Freysteinn Sigmundsson, a University of Iceland geophysicist who coordinated the study, said the seismic information, as well as extensive deformation data, showed that the dike grew in fits and starts through the fissure, which although deep was less than two yards wide. The magma would hit a barrier -- essentially a narrowing of the fissure -- which would cause the pressure to build up until it was great enough that the magma would overcome the barrier and keep moving.
"Think of it as a subsurface stream that comes to a dam," Sigmundsson said. "Eventually, it simply breaks the dam."
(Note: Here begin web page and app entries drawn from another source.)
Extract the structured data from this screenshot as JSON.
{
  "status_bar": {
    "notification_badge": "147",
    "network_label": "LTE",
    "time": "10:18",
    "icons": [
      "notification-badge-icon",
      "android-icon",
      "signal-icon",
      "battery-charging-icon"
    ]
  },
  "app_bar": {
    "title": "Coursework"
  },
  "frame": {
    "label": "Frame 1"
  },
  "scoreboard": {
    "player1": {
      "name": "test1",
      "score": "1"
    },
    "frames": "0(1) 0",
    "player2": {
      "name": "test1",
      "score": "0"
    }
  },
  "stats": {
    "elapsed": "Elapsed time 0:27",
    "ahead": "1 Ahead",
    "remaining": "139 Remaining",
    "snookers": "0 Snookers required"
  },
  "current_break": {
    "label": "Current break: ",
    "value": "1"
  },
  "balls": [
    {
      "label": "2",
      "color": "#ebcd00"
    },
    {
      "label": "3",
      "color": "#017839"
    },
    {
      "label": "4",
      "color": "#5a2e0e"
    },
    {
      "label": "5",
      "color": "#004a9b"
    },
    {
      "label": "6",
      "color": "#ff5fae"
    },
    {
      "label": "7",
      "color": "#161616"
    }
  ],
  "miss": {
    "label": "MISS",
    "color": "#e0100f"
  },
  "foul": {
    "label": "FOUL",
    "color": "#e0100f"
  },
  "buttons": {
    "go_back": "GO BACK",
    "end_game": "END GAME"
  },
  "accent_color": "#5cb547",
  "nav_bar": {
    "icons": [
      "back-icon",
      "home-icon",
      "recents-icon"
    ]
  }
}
For now, the eruption remains what volcanologists call an effusive one -- the lava, consisting primarily of molten basalt, is thin enough that the gases bubble out with little explosive force. And the amounts of sulfur dioxide and other gases, while a concern locally, are nowhere near the amounts produced by an eruption at a fissure called Laki in the 1780s. In that event, the gases poisoned livestock across Iceland, leading to a famine that killed about a quarter of the country's population and had other effects in Europe and elsewhere.
One possibility is that the current eruption will eventually peter out as the source of magma is depleted.
"Maybe the most likely scenario is something similar to what we've been seeing," Sigmundsson said. But that could take a while; although the volume of lava has declined, it has done so only very gradually, he said, suggesting the eruption could continue for many months.
But there are many other possibilities. Bardarbunga sits at the heart of a complex system of volcanoes and "has a history of affecting its neighbors," Einarsson said. Were the dike to continue moving to the northeast, he said, it could set off an eruption at the nearby Askja volcano, although that seems less likely.
Of greater concern is what is happening at Bardarbunga's caldera, the wide, deep valley at the top of the mountain that is filled with hardened magma from past eruptive activity. Earthquake data and GPS measurements show that this hardened magma, which acts like a plug, is sinking, probably as the hot magma below it escapes through the fissure to the north. The subsidence is astonishingly rapid, about a foot a day, and the question is how much more of this the plug can take before it breaks up.
"As of now, the system seems to be relatively stable," Einarsson said. "But it's almost certain that this can't last very long, and that's what people are worried about. Because this plug is bound to disintegrate as it moves so much."
If the plug cracks apart, the hot magma below would have a new, easier path to the surface -- straight up -- where it would combine with ice to cause a steam-magma explosion. Such an eruption could create a large plume of ash that could disrupt air travel, as the eruption at another Icelandic volcano did in 2010. Its effects on the surrounding region could be catastrophic as well, with glacial meltwater collecting in the caldera until it overflows, causing a vast flood.
That has happened countless times in Iceland's geological history, and it is what created the eerie skeidararsandur, the vast delta west of Skaftafell that resembles the surface of the moon, as floodwaters brought huge quantities of black volcanic sand down from the mountains.
The skeidararsandur could take the brunt of a flood again, although it would depend on precisely where the eruption occurred. A short distance this way or that, and the floodwaters might flow to the north, or even to the west -- an especially troubling possibility given that several hydroelectric dams responsible for much of Iceland's electricity could be damaged or destroyed.
"One can never be absolutely certain about predicting," Einarsson said. "So we have to line up all the possible scenarios and stretch our imaginations to figure out what could possibly happen."
"If these things were nicely behaved," he added, "you'd just pour out this lava up there and the volcano would run out of pressure and that would be it."
Alaska Dispatch Publishing